The task now before us is to develop a proposed rule that will clarify what counts for CRA, where it counts, how much it counts and how to count it. That rule must address the weaknesses in the CRA framework and provide greater certainty for everyone — regulators, banks, community development practitioners and community groups — to ensure the CRA continues to benefit and transform distressed communities today and for future generations.
The OCC is eager to work with the other federal banking regulators to jointly develop and issue a proposed rule this summer. While the Federal Reserve and the Federal Deposit Insurance Corp. did not join the OCC in August in issuing the ANPR, the document reflected their input and the valuable insights provided by their staffs.
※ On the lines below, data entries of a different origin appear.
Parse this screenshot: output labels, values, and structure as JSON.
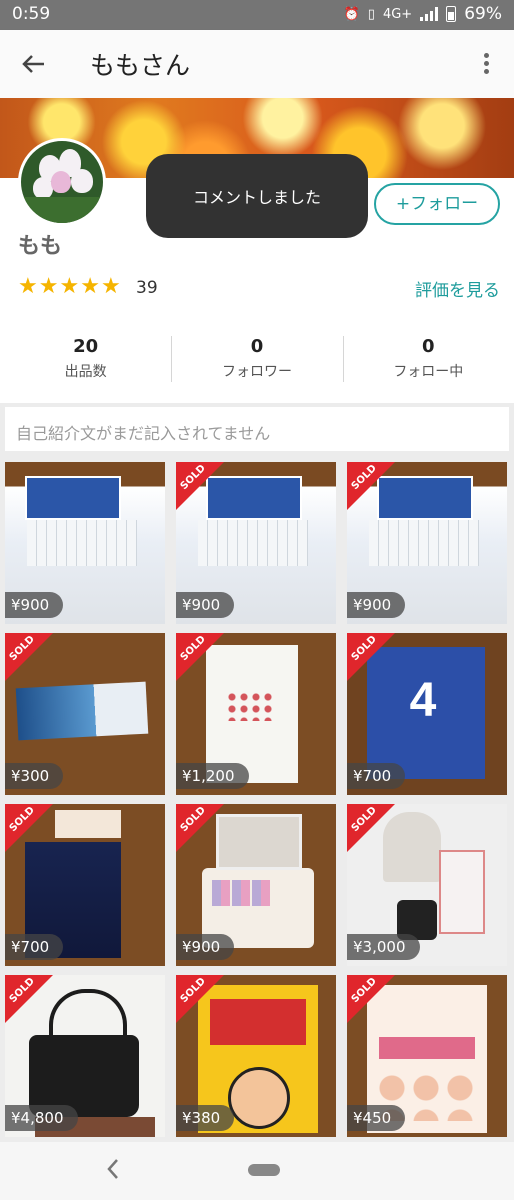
{
  "status_bar": {
    "time": "0:59",
    "network": "4G+",
    "battery": "69%"
  },
  "app_bar": {
    "title": "ももさん"
  },
  "profile": {
    "name": "もも",
    "follow_label": "+フォロー",
    "rating_stars": 5,
    "rating_count": "39",
    "see_reviews_label": "評価を見る",
    "stats": [
      {
        "value": "20",
        "label": "出品数"
      },
      {
        "value": "0",
        "label": "フォロワー"
      },
      {
        "value": "0",
        "label": "フォロー中"
      }
    ]
  },
  "toast": {
    "message": "コメントしました"
  },
  "bio": {
    "text": "自己紹介文がまだ記入されてません"
  },
  "items": [
    {
      "price": "¥900",
      "sold": false,
      "sold_label": ""
    },
    {
      "price": "¥900",
      "sold": true,
      "sold_label": "SOLD"
    },
    {
      "price": "¥900",
      "sold": true,
      "sold_label": "SOLD"
    },
    {
      "price": "¥300",
      "sold": true,
      "sold_label": "SOLD"
    },
    {
      "price": "¥1,200",
      "sold": true,
      "sold_label": "SOLD"
    },
    {
      "price": "¥700",
      "sold": true,
      "sold_label": "SOLD"
    },
    {
      "price": "¥700",
      "sold": true,
      "sold_label": "SOLD"
    },
    {
      "price": "¥900",
      "sold": true,
      "sold_label": "SOLD"
    },
    {
      "price": "¥3,000",
      "sold": true,
      "sold_label": "SOLD"
    },
    {
      "price": "¥4,800",
      "sold": true,
      "sold_label": "SOLD"
    },
    {
      "price": "¥380",
      "sold": true,
      "sold_label": "SOLD"
    },
    {
      "price": "¥450",
      "sold": true,
      "sold_label": "SOLD"
    }
  ],
  "colors": {
    "accent": "#1e9c9c",
    "sold_ribbon": "#e0262c",
    "star": "#f5b400"
  },
  "icons": {
    "back": "arrow-left-icon",
    "menu": "more-vertical-icon",
    "nav_back": "chevron-left-icon"
  }
}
In addition, FDIC Chairman Jelena McWilliams, Federal Reserve Board Chairman Jerome Powell, Fed Vice Chairman for Supervision Randal Quarles and Fed Gov. Lael Brainard have all indicated that we need to modernize and strengthen the CRA regulatory framework and expressed their interest in working together to achieve this important goal.
When a reform proposal is ready, it will be released for public review as a notice of proposed rulemaking — and once again — stakeholders on all sides will be invited to comment before any reforms are finalized. It will continue to be a transparent process, and one that takes the time to consider constructive and honest public comment and discussion.
During my 35-year career, I have seen firsthand the good CRA can do by encouraging banks to transform foreclosed condominiums into badly needed affordable rentals, finance purchases for low- and moderate-income, first-time homebuyers, and promote public welfare investments to bring community development, economic vitality and jobs to distressed communities. I know much more can be done by making our CRA implementation framework more objective, transparent, consistent and easy to understand. By modernizing CRA regulations, we will strengthen and enhance the CRA and ensure that it fulfills its original, statutory purpose of encouraging banks to serve their communities.